Read time: 2 minutes
Turnout Nation: A Pilot Experiment Evaluating a Get-Out-The-Vote “Supertreatment”
Donald P. Green1
Oliver A. McClellan
February 7, 2020

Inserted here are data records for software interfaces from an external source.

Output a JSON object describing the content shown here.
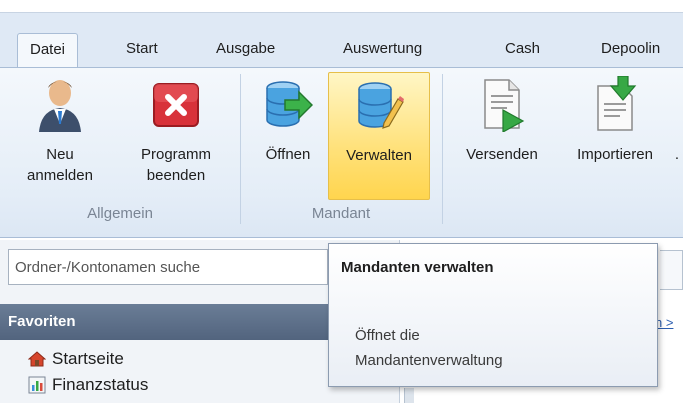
{
  "ribbon_tabs": [
    {
      "label": "Datei",
      "active": true
    },
    {
      "label": "Start",
      "active": false
    },
    {
      "label": "Ausgabe",
      "active": false
    },
    {
      "label": "Auswertung",
      "active": false
    },
    {
      "label": "Cash",
      "active": false
    },
    {
      "label": "Depoolin",
      "active": false
    }
  ],
  "buttons": {
    "neu_anmelden": {
      "line1": "Neu",
      "line2": "anmelden",
      "icon": "user-icon"
    },
    "programm_beenden": {
      "line1": "Programm",
      "line2": "beenden",
      "icon": "close-icon"
    },
    "oeffnen": {
      "line1": "Öffnen",
      "icon": "open-database-icon"
    },
    "verwalten": {
      "line1": "Verwalten",
      "icon": "edit-database-icon",
      "highlighted": true
    },
    "versenden": {
      "line1": "Versenden",
      "icon": "send-document-icon"
    },
    "importieren": {
      "line1": "Importieren",
      "icon": "import-document-icon"
    },
    "more": "."
  },
  "groups": {
    "allgemein": "Allgemein",
    "mandant": "Mandant"
  },
  "search": {
    "value": "Ordner-/Kontonamen suche"
  },
  "favoriten": {
    "title": "Favoriten",
    "items": [
      {
        "label": "Startseite",
        "icon": "home-icon"
      },
      {
        "label": "Finanzstatus",
        "icon": "bar-chart-icon"
      }
    ]
  },
  "right_link": "n >",
  "tooltip": {
    "title": "Mandanten verwalten",
    "description": "Öffnet die\nMandantenverwaltung"
  },
  "colors": {
    "highlight": "#ffd54e",
    "tab_bar": "#dfe9f5",
    "favoriten_header": "#5a6c85",
    "link": "#2a5db0"
  }
}
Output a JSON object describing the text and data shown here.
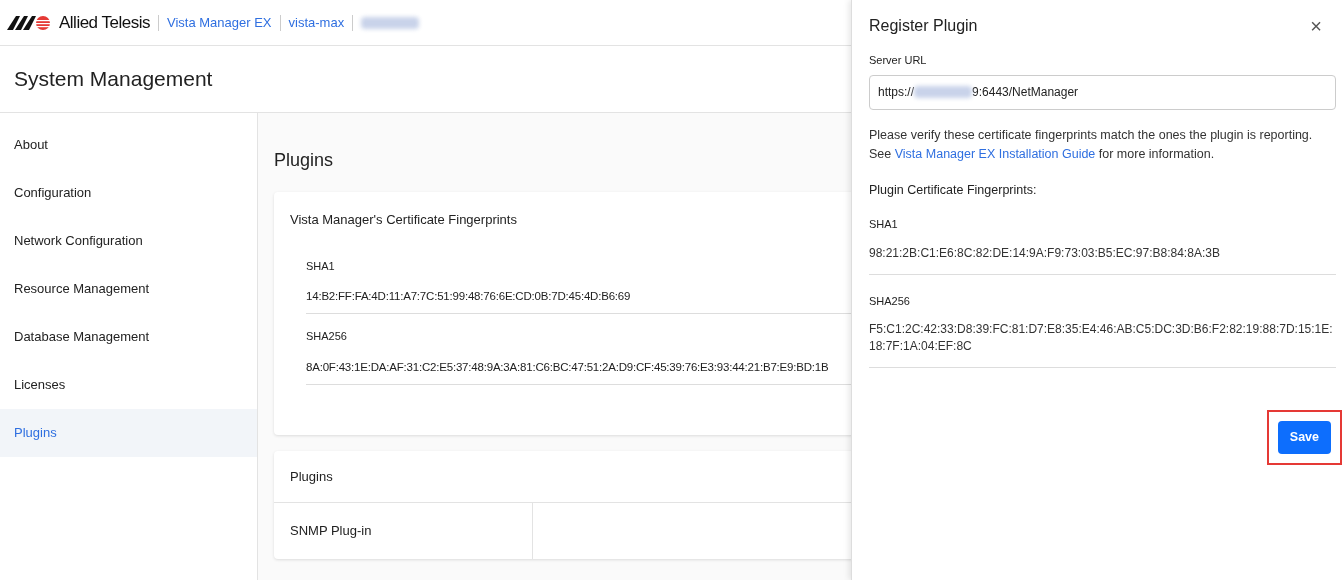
{
  "header": {
    "brand": "Allied Telesis",
    "links": [
      {
        "label": "Vista Manager EX"
      },
      {
        "label": "vista-max"
      }
    ]
  },
  "page_title": "System Management",
  "sidebar": {
    "items": [
      {
        "label": "About",
        "selected": false
      },
      {
        "label": "Configuration",
        "selected": false
      },
      {
        "label": "Network Configuration",
        "selected": false
      },
      {
        "label": "Resource Management",
        "selected": false
      },
      {
        "label": "Database Management",
        "selected": false
      },
      {
        "label": "Licenses",
        "selected": false
      },
      {
        "label": "Plugins",
        "selected": true
      }
    ]
  },
  "content": {
    "heading": "Plugins",
    "fingerprint_card": {
      "title": "Vista Manager's Certificate Fingerprints",
      "items": [
        {
          "label": "SHA1",
          "value": "14:B2:FF:FA:4D:11:A7:7C:51:99:48:76:6E:CD:0B:7D:45:4D:B6:69"
        },
        {
          "label": "SHA256",
          "value": "8A:0F:43:1E:DA:AF:31:C2:E5:37:48:9A:3A:81:C6:BC:47:51:2A:D9:CF:45:39:76:E3:93:44:21:B7:E9:BD:1B"
        }
      ]
    },
    "plugins_card": {
      "title": "Plugins",
      "rows": [
        {
          "column_1": "SNMP Plug-in"
        }
      ]
    }
  },
  "drawer": {
    "title": "Register Plugin",
    "close": "×",
    "server_url": {
      "label": "Server URL",
      "value_prefix": "https://",
      "value_suffix": "9:6443/NetManager"
    },
    "notice": {
      "text_before": "Please verify these certificate fingerprints match the ones the plugin is reporting. See",
      "link": "Vista Manager EX Installation Guide",
      "text_after": "for more information."
    },
    "fingerprints_title": "Plugin Certificate Fingerprints:",
    "fingerprints": [
      {
        "label": "SHA1",
        "value": "98:21:2B:C1:E6:8C:82:DE:14:9A:F9:73:03:B5:EC:97:B8:84:8A:3B"
      },
      {
        "label": "SHA256",
        "value": "F5:C1:2C:42:33:D8:39:FC:81:D7:E8:35:E4:46:AB:C5:DC:3D:B6:F2:82:19:88:7D:15:1E:18:7F:1A:04:EF:8C"
      }
    ],
    "save_button": {
      "label": "Save",
      "highlighted": true
    }
  }
}
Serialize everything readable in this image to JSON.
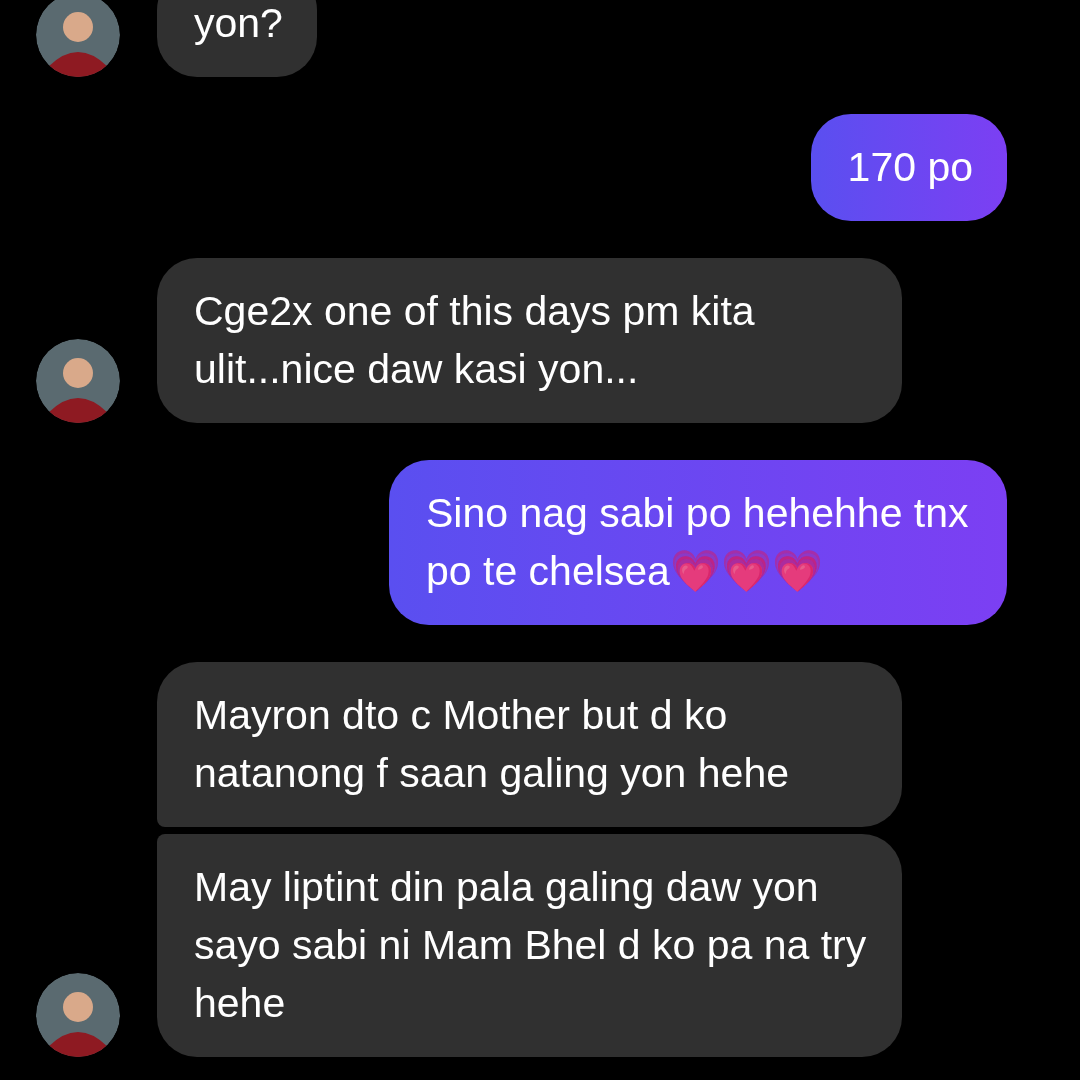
{
  "messages": [
    {
      "kind": "received",
      "text": "yon?",
      "avatar": true
    },
    {
      "kind": "sent",
      "text": "170 po",
      "avatar": false
    },
    {
      "kind": "received",
      "text": "Cge2x one of this days pm kita ulit...nice daw kasi yon...",
      "avatar": true
    },
    {
      "kind": "sent",
      "text": "Sino nag sabi po hehehhe tnx po te chelsea💗💗💗",
      "avatar": false
    },
    {
      "kind": "received",
      "text": "Mayron dto c Mother but d ko natanong f saan galing yon hehe",
      "avatar": false
    },
    {
      "kind": "received",
      "text": "May liptint din pala galing daw yon sayo sabi ni Mam Bhel d ko pa na try hehe",
      "avatar": true
    }
  ]
}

Abstract: Prior to municipal elections in November 2019, the nonpartisan group Turnout Nation conducted a randomized evaluation of its “captain” model of promoting voter turnout, which focuses on contacts between people who belong to the same social network – friends, family, acquaintances, or neighbors. For each of 43 captains in four states, lists of socially proximal voters were randomly divided into target lists and control lists. Voters on the target lists were contacted by captains, often on multiple occasions and via live communication. Turnout was assessed using official voter records. Turnout rates are 13.2 percentage points higher in the randomly assigned treatment group than the randomly assigned control group, the largest intent-to-treat effect documented by an experimental GOTV study over the past two decades. This promising get-out-the-vote approach merits further research and development.